Reply solely with the number of lines, in the records underneath, that include the word "installation".

**** The records ****

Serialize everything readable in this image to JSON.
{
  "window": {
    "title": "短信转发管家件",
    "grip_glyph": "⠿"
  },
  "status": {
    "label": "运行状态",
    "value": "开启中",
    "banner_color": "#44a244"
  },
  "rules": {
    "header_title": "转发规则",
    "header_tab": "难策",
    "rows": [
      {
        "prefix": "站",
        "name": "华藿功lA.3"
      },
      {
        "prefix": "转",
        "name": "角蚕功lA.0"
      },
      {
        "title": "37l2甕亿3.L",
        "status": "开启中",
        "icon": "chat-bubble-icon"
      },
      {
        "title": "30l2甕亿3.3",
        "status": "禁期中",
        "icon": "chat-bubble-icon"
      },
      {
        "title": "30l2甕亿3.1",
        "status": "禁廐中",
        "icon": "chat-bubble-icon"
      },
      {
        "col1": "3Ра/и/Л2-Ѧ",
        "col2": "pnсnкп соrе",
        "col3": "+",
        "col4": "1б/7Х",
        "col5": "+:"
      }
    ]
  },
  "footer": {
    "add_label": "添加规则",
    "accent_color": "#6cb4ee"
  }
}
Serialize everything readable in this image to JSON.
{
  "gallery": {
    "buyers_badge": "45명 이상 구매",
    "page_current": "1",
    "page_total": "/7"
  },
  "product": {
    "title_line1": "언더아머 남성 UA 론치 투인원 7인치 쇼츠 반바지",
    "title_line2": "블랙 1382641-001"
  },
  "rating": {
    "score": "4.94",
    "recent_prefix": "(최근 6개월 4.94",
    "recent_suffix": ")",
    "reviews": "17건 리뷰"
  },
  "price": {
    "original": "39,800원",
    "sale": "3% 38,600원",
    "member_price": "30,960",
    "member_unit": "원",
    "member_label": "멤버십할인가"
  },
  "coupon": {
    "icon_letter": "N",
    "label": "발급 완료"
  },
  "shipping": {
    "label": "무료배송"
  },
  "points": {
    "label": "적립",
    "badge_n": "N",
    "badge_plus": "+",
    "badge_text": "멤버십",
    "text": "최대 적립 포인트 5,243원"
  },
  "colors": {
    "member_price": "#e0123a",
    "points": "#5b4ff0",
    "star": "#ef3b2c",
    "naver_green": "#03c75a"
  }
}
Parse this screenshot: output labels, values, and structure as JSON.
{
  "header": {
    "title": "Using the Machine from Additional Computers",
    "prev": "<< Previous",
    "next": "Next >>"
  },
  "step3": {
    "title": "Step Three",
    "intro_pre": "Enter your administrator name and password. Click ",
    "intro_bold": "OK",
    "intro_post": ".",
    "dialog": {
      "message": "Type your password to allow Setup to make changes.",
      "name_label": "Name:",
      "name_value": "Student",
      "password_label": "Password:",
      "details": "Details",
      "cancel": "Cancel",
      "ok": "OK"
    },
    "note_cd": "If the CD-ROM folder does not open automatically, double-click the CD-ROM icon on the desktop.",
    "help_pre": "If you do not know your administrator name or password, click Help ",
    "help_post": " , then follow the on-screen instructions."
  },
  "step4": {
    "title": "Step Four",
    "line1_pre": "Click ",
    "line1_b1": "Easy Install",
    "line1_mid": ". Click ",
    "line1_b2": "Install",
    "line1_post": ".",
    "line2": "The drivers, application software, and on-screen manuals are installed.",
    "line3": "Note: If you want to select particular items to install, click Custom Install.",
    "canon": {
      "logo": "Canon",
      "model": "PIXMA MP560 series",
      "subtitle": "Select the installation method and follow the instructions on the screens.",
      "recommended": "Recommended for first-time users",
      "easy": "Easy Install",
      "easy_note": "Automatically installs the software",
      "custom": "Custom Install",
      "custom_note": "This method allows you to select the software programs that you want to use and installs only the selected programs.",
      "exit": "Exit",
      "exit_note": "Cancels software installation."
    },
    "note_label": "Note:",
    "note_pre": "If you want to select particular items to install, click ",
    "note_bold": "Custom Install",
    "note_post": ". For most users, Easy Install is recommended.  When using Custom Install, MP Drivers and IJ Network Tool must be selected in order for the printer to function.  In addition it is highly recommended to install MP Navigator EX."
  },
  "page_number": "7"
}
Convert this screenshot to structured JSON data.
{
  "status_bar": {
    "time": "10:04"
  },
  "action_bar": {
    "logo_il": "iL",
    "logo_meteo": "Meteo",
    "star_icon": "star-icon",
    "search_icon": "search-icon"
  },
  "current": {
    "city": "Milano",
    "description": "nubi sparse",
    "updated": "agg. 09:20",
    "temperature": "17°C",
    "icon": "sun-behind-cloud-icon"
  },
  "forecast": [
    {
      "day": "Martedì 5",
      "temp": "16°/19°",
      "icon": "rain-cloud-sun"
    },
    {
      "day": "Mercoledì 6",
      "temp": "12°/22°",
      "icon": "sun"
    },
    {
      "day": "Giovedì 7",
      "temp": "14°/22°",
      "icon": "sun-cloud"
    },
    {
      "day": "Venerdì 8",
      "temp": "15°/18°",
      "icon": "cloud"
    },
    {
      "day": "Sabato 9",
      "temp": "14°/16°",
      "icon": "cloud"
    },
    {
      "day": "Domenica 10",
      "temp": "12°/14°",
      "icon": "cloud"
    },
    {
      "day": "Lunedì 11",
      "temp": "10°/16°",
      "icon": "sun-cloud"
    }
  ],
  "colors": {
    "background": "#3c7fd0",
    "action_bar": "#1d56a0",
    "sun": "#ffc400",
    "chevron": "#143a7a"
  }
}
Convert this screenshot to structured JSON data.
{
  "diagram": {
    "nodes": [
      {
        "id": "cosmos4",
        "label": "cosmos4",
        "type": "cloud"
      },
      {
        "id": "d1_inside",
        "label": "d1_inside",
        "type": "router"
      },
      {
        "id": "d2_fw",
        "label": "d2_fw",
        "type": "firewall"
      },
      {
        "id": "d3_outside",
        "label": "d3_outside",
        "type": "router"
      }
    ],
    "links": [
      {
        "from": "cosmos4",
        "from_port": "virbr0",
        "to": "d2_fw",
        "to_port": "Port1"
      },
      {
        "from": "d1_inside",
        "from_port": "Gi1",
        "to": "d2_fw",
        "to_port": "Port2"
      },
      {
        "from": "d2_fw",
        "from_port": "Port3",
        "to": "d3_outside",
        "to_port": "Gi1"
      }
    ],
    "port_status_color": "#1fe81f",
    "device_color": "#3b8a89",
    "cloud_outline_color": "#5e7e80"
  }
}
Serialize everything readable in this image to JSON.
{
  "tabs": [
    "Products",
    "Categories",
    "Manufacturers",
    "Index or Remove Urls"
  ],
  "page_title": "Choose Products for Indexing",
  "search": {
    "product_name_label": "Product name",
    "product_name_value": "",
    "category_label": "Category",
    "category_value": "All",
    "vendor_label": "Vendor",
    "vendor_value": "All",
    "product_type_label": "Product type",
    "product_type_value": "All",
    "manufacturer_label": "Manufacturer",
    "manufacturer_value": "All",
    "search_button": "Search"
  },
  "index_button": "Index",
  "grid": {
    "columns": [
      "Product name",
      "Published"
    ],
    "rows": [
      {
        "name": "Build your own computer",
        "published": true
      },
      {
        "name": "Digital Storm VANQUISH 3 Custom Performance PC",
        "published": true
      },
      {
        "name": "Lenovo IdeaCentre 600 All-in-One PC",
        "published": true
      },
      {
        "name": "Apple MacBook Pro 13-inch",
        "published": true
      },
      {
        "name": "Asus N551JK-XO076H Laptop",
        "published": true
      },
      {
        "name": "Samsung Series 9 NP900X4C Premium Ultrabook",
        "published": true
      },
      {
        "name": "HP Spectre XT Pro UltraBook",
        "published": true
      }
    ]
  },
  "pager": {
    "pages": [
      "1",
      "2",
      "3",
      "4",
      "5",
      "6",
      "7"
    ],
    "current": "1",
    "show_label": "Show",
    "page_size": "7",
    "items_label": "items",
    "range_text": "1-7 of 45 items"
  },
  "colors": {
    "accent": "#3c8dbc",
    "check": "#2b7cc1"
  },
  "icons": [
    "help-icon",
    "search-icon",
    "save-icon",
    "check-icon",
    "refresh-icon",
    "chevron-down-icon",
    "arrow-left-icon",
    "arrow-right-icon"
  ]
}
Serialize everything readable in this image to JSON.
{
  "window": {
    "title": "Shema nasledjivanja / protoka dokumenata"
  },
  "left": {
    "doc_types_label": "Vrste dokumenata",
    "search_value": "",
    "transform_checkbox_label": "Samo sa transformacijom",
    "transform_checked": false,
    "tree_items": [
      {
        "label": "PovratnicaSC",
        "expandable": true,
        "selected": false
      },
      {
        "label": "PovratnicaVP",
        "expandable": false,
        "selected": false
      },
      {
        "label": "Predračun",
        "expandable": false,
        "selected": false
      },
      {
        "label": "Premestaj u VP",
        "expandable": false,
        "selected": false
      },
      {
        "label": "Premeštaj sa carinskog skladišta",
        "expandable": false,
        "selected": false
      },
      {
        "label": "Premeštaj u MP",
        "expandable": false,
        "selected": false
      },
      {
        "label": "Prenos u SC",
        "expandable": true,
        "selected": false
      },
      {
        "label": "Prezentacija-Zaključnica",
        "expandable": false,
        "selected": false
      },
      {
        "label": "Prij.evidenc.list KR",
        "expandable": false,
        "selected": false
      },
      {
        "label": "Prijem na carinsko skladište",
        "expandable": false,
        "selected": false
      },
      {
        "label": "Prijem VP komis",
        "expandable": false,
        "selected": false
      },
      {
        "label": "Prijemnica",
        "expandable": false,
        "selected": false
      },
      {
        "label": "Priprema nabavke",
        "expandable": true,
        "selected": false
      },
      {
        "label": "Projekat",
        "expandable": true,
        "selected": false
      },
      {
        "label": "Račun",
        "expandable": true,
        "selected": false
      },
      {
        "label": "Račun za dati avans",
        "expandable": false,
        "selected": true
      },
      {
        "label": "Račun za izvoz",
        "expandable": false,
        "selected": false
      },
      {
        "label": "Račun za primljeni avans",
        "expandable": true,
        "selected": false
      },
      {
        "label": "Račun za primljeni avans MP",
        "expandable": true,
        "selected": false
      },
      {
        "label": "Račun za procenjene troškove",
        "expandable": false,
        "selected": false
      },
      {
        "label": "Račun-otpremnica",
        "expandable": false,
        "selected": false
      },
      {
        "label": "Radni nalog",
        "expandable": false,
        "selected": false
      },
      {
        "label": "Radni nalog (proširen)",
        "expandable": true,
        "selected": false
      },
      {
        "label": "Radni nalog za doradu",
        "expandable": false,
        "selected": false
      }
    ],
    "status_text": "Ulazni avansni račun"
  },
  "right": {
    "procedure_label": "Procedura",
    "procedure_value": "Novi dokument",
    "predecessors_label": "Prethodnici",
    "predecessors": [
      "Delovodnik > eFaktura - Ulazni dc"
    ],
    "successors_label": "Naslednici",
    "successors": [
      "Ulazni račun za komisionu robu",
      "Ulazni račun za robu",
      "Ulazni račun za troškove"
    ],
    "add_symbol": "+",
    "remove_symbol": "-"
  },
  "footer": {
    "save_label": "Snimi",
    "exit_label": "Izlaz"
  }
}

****

◆ Result of this exercise
2